There is some weird flaky stuff that I haven’t seen elsewhere, but besides that, the ground is just more complex than what you typically would call Indiana Dirt

DSC 0099

I have waited to show this until now because, with early frost, everything gets even better. 

DSC 0081

The other aspect is the sound. In principle, this should be a quiet place (there rarely is anybody, at least not at my favorite hours). But there are birds, of course, and other noises, from factories and railroad tracks just not far enough away to be inaudible. Somebody should record this.

DSC 0084

Which brings me to another theme, that of ambiance in general. I have been listening to what is called ambient music for a while now, with increasing pleasure. Ambient music is not a well defined thing. It can just mean the incorporation of everyday sounds, or the questionable pleasure of background music. I like ambient music best when it distills everyday noise into something exceptional. Examples of that are Richard Skelton’s compositions (that are, in a good sense, very much down to earth), or, a recent discovery for me, Evan Caminiti’s recent music, including his new album Toxic City

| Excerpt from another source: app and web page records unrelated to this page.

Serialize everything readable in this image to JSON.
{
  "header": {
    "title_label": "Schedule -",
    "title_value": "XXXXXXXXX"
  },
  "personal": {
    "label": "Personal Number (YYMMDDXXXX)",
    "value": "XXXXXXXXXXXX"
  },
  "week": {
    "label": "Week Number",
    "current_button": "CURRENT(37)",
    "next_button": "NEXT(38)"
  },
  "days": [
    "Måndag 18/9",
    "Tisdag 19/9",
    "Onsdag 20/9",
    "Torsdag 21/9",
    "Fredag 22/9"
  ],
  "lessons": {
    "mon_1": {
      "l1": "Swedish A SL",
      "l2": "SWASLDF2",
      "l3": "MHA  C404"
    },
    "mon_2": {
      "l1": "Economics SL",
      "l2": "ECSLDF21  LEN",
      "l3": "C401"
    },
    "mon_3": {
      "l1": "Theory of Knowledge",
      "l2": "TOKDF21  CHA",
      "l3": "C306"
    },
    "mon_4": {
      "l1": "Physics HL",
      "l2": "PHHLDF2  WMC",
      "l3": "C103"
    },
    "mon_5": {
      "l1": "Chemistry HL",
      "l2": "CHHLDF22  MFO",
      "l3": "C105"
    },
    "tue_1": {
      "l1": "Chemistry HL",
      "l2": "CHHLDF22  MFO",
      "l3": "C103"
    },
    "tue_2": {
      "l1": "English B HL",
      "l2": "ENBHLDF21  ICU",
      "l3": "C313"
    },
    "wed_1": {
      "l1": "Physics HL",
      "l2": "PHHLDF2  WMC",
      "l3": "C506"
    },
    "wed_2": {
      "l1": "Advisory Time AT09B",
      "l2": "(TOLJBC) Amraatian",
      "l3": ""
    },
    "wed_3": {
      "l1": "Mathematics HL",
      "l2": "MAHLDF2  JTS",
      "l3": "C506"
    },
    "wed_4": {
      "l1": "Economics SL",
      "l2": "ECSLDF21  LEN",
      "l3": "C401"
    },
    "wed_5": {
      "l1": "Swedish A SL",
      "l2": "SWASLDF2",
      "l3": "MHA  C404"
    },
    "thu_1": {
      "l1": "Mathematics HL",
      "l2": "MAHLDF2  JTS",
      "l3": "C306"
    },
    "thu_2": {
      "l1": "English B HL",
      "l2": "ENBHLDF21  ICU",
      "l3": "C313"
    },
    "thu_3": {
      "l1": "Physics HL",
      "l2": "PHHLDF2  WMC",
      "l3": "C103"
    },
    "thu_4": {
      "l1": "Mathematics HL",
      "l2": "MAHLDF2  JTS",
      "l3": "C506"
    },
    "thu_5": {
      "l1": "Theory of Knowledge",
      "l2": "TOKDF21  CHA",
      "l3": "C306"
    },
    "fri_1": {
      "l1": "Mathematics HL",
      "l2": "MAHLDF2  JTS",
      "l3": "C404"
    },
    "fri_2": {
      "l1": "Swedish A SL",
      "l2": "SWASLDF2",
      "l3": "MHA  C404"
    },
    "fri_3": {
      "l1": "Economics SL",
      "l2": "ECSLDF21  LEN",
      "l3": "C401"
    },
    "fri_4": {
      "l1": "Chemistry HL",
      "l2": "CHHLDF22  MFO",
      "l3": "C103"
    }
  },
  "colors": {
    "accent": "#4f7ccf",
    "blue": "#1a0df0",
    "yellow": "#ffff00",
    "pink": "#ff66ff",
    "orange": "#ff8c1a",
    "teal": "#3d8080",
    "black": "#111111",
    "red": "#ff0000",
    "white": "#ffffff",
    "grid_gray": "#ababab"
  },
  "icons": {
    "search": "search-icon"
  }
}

DSC 0102

In photography (or even in art in general) there is the “classical” way to idealize the object — remove it from its context, isolate it, and even alienate it, in order to show a possibly artificially construed intrinsic beauty.

DSC 0164

Ambient art, in contrast, tries to show you how much there is without interference. We just have to look.

DSC 0165

That is a lie, of course. Whenever we show, we select. But selecting what we feel is worth seeing (or hearing) is very different from imposing a verdict on how things are on the viewer (or listener).

DSC 0090


DSC 3971

I am one of those people who are often oblivious of their surroundings, which gives me the advantage to discover things even after years at the same place.

One of these things is Jerald Jacquard’s steel sculpture February, in front of the McCalla School in Bloomington.

DSC 3953

It first caught my attention through the sound it makes: Put one ear next to one of the three “legs” of the sculpture, and gently hit another part. Some ambient musician should explore this.


But the sculpture has more to offer. It is made of 28 blocks (one for each day of February). Each block is either a cube, or a halved cube. For halving a cube Jacquard uses two possibilities, both prisms over isosceles triangles, and both exactly half the volume of the cube. The usage of the (in my re-rendering, red) prisms is strictly limited to the lower part of the sculpture, making it to appear more open at the bottom than at the top.


The other (green) prisms are used to create roof-like slopes. Almost all blocks are placed in a cubical grid, but there is one exception.


The front-bottom cube in the image above is moved to be able to support the two prisms above. Maybe, in leap years, one should add another cube?